Big data is a term for data sets that are so large or complex that traditional data processing application software is inadequate to deal with them. Big data challenges include capturing data, data storage, data analysis, search, sharing, transfer, visualization, querying, updating and information privacy.
The data could be from social networks, web server logs, traffic flow sensors, satellite imagery, broadcast audio streams, banking transactions, MP3s of rock music, the content of web pages, scans of government documents, GPS trails, telemetry from automobiles, financial market data and so on.
Potential Uses of Big Data:
(i) Seed Selection – Big-data businesses can analyse varieties of seeds across numerous fields, soil types, and climates and select the best.
(ii) Irrigation – Precision agriculture aids farmers in tailored and effective water management, helping in production, improving economic efficiency and minimising waste and environmental impact.
(iii) Food processing – They help in streamlining food processing value chains by finding the core determinants of process performance, and acting to continually improve the accuracy, quality and yield of production. They also optimise production schedules based on supplier, customer, machine availability and cost constraints.

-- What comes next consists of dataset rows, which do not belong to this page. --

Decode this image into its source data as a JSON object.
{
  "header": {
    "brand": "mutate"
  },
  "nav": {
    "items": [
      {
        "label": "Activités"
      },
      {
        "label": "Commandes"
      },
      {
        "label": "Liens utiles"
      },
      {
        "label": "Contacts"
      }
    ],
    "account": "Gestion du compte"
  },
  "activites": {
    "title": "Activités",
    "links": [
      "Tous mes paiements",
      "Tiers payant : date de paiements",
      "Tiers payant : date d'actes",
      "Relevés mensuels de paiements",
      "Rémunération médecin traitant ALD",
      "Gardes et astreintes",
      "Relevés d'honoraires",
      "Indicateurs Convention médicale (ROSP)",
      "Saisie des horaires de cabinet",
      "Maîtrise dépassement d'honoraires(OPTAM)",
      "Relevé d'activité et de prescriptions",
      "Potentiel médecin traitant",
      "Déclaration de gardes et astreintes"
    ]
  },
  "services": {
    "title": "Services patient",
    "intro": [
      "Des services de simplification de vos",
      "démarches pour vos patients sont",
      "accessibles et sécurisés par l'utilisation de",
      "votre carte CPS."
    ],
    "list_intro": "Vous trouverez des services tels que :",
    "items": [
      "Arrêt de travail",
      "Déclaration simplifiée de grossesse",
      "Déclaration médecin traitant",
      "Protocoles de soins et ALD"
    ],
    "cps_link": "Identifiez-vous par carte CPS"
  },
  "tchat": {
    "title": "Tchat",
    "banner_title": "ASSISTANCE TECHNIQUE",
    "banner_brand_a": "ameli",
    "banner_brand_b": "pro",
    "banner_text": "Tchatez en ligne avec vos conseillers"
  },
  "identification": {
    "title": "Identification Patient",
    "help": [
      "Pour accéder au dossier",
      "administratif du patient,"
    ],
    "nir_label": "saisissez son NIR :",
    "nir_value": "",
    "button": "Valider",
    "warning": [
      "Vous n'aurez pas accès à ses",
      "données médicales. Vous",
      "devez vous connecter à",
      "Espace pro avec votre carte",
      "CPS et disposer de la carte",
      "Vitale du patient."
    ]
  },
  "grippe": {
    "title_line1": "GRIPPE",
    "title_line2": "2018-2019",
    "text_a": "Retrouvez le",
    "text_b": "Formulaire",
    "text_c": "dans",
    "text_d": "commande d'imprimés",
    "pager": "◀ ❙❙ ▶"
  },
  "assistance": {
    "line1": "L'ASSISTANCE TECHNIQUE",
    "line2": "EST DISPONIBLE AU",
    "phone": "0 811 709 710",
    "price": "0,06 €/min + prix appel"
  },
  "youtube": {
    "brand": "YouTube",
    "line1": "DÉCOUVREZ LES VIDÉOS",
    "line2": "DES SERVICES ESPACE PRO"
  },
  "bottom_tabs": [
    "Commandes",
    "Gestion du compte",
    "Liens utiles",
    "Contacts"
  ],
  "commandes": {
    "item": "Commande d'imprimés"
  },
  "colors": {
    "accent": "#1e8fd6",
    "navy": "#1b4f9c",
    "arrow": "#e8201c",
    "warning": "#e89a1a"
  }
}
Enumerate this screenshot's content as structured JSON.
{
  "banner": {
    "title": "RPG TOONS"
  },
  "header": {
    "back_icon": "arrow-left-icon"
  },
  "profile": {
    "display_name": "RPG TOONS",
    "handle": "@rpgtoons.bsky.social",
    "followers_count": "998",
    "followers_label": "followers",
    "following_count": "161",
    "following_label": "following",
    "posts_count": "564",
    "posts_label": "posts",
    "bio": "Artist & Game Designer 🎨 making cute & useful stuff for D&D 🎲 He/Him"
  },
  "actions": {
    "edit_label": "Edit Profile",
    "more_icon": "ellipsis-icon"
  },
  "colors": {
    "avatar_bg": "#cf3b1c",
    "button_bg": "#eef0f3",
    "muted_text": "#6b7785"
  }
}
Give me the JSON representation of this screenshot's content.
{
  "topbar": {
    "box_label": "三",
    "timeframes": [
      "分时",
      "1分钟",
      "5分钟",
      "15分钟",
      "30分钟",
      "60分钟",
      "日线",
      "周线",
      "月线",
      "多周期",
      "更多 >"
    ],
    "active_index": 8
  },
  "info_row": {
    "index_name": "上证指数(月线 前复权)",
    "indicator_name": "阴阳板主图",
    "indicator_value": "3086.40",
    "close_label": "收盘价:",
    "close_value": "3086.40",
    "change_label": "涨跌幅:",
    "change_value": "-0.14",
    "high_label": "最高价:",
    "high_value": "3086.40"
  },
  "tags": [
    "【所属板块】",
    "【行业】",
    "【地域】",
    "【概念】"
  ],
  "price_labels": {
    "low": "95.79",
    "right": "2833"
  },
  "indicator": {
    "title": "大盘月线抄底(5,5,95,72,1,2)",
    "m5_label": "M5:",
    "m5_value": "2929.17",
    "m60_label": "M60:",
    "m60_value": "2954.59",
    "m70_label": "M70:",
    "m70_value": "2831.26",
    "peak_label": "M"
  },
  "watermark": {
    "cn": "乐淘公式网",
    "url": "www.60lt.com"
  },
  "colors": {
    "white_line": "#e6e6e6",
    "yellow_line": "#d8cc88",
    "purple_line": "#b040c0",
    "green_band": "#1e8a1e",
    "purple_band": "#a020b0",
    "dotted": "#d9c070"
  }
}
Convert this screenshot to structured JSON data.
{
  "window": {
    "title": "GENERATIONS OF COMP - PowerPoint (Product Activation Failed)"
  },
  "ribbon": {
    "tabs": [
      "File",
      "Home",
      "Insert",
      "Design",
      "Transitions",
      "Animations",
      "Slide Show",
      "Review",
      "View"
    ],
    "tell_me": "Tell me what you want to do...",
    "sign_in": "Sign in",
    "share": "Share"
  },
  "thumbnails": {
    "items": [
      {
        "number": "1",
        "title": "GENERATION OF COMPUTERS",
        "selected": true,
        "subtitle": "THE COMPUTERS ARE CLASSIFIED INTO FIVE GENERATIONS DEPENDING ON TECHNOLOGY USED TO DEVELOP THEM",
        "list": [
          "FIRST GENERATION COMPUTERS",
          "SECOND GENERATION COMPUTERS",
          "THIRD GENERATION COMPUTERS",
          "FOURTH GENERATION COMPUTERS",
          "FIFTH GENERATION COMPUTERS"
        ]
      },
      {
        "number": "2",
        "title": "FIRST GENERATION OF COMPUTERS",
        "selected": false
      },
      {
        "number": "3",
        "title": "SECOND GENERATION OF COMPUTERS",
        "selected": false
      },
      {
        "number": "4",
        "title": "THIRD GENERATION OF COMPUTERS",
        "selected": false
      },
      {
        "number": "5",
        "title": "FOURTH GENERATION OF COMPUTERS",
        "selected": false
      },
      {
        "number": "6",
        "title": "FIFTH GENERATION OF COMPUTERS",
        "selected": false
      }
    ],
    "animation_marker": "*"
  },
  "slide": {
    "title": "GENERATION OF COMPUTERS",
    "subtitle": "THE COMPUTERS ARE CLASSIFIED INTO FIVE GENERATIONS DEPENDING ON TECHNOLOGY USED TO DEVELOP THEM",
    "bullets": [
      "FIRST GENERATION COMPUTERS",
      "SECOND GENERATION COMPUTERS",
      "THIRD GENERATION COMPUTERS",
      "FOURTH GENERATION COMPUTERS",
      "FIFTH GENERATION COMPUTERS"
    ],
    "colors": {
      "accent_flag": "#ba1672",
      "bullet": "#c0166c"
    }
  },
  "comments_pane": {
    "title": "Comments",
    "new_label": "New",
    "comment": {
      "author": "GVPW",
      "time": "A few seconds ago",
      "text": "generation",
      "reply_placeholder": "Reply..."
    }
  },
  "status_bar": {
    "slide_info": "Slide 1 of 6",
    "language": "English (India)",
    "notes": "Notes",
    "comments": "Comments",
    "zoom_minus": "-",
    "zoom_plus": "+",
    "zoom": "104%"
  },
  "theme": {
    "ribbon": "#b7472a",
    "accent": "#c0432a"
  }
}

(iv) Crop disease – Similar to the way in which Google can identify flu outbreaks based on where web searches are originating, analysing crops across farms helps identify diseases that could ruin a potential harvest.
(v) Weather – Advanced analytics capabilities and agri-robotics such as aerial imagery, sensors help provide sophisticated local weather forecasts can help increasing global agricultural productivity over the next few decades.
(vi) Climate Change – Since, climate change and extreme weather events will demand proactive measures to adapt or develop resiliency, Big Data can bring in the right information to take informed decisions.
(vii) Loss control – In India, every year 21 million tons of wheat is lost, primarily due to scare cold-storage centres and refrigerated vehicles, poor transportation facilities and unreliable electricity supply. Big Data has the potential of systematisation of demand forecasting thus reducing such losses.
(viii) Pricing – A trading platform for agricultural commodities that links small-scale producers to retailers and bulk purchasers via mobile phone messaging can help send up-to-date market prices via an app or SMS and connect farmers with buyers, offering collective bargaining opportunities for small and marginal farmers.
(ix) Consumer habits can be studied, and policies can be made which will be in line with the demands of consumers.
(x) Some other benefits – Solving traffic problems in cities, targeting healthcare delivery, efficient supply chain management, providing a personalized educational experience for students, enabling security to individuals and society at large.
-> Any breach of confidentiality regarding data that is collected and processed by the government could have serious ramifications.
-> Sharing data between departments and across ministries is a challenge, given the jurisdictional boundaries that exist.
-> Authenticity of data is another challenge.
A change in mindset and effective training is required to make data-driven decisions. A comprehensive Big Data programme across Central and state government ministries/departments with help from industry, academic and research institutions should be formulated.